“I got to give my friends work,” Schumer, who also wrote the script, says, “and they did great in it.”
Colin Quinn and Dave Attell are two standups and friends who make big impressions in the film.
“I consider Colin to be like, in vampire terms, the maker,” says Attell.
Quinn, a legendary comedian and former SNL Weekend Update anchor, co-stars as Amy’s father, a cranky old man with an attitude and a possible drug problem.
“With actors, it’s not about the lines, it’s about the behaviour,” says Quinn. “With us, it’s just about the words. We love it, so if you come up with something funny and it’s quiet behind the camera and they yell ‘Cut’ and everybody starts laughing, that’s the best.
“In so many things it’s not about the words, but in stand-up, it’s all about the words, the order of the words. I feel more than any other art form, the audience matters so much. You have this contentious relationship with them, but they are so much a part of it. I feel like musicians get together and they jam with one each other. We need the crowd to jam. To rehearse.”
Attell is a club veteran, best known for his TV show Insomniac with Dave Attell and dark-edged lines like, “You know, men and women are a lot alike in certain situations.
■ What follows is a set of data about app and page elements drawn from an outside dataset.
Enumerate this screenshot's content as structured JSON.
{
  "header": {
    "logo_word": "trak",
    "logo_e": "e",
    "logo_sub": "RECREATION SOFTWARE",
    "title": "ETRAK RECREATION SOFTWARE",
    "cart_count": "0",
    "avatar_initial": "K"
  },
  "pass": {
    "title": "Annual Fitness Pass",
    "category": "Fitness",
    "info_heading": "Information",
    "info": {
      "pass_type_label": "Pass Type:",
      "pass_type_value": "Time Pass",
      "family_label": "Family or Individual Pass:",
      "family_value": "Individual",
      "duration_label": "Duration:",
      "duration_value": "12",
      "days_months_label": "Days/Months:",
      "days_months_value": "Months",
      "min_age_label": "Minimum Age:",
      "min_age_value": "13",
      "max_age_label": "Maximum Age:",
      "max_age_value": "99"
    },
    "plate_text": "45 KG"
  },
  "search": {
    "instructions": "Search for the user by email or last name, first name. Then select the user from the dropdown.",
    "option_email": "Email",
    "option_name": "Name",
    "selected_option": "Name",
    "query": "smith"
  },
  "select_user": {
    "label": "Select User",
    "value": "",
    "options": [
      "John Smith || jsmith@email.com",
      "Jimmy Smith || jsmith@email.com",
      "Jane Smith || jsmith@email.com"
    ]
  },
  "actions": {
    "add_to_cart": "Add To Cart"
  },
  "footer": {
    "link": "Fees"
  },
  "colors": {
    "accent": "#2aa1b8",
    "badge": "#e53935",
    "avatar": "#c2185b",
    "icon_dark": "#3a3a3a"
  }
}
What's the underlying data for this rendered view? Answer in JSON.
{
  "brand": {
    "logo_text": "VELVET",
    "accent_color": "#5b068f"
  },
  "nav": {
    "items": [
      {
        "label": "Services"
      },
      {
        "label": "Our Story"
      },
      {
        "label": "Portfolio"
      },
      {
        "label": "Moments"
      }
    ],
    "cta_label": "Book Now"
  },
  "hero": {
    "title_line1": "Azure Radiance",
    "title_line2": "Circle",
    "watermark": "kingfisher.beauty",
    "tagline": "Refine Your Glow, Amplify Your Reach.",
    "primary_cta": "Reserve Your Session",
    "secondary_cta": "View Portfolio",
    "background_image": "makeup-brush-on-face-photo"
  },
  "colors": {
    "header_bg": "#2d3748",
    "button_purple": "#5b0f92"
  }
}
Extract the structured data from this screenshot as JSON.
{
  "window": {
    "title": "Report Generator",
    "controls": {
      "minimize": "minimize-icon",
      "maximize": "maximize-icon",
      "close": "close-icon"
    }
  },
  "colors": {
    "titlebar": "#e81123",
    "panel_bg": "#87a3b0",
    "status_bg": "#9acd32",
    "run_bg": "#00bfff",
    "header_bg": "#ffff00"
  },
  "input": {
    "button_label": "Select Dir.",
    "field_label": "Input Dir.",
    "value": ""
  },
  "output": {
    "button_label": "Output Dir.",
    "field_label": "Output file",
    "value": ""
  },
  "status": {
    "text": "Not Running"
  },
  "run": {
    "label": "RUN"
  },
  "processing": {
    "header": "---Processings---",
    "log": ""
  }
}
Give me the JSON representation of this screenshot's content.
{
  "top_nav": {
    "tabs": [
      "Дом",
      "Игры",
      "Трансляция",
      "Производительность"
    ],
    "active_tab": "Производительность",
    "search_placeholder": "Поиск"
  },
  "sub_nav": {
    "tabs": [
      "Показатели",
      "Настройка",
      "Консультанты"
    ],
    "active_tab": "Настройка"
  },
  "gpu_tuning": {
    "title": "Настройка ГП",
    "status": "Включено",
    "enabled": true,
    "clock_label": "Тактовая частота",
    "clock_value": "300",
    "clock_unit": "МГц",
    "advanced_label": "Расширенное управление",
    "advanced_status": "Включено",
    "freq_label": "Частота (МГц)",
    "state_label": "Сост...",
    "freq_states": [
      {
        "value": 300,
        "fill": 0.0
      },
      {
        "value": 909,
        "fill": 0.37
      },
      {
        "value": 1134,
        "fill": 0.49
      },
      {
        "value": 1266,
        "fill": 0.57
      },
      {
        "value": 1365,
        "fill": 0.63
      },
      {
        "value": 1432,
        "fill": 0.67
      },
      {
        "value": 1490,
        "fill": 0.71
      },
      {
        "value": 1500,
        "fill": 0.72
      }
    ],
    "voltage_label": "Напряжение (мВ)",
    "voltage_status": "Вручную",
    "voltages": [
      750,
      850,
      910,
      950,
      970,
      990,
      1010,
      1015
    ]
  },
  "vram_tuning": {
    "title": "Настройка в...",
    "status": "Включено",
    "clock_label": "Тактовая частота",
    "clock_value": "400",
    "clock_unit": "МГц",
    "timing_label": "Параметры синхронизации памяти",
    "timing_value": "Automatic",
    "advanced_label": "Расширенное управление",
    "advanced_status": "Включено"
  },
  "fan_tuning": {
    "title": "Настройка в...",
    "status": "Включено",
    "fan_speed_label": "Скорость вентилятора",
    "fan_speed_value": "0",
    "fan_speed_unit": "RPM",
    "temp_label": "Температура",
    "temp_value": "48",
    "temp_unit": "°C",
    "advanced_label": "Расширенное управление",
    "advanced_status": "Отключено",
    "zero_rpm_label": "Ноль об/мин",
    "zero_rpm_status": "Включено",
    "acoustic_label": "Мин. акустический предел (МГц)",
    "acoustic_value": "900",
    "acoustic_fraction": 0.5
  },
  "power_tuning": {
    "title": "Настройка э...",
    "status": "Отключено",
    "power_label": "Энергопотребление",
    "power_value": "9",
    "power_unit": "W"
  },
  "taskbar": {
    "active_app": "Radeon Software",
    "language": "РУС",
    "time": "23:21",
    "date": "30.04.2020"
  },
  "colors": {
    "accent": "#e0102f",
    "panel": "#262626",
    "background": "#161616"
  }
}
Like when they’re both on fire — they’re exactly alike.”
In the movie, he plays a homeless man who talks to Amy everyday.
“This is the character, of the four characters that I’ve ever played in movies, that is most like me,” he says. “That’s me in five years. That’s me after the last season of Last Comic Standing, physically and emotionally.
“I’ve been in like, three other movies, and this movie was the most fun. You show up and they want you to riff around and you go for the jokes and you keep going until you feel you got it. I love that, especially for people who aren’t classically trained actors.”
You get the feeling that as much as these guys enjoyed making Trainwreck, they are more comfortable on a stage in front of a crowd than they are on a movie set. Both agree that hostile audiences fuel them creatively.
“When it’s not going well, you still have to do the job and that’s what makes it a job,” says Attell. “That’s also often when you come up with the most enlightening stuff, in the tough crowd moment.”
Quinn may prefer live venues but according to Jimmy Fallon he may have more movie work coming his way. The Tonight Show host predicts an Oscar nomination for the comic’s work in the film.
“Why not?” Quinn deadpans. “I wasn’t expecting one but an Academy Award would not affect me now, because after I didn’t get nominated for Grown Ups 2 I feel like it’s a rigged game.”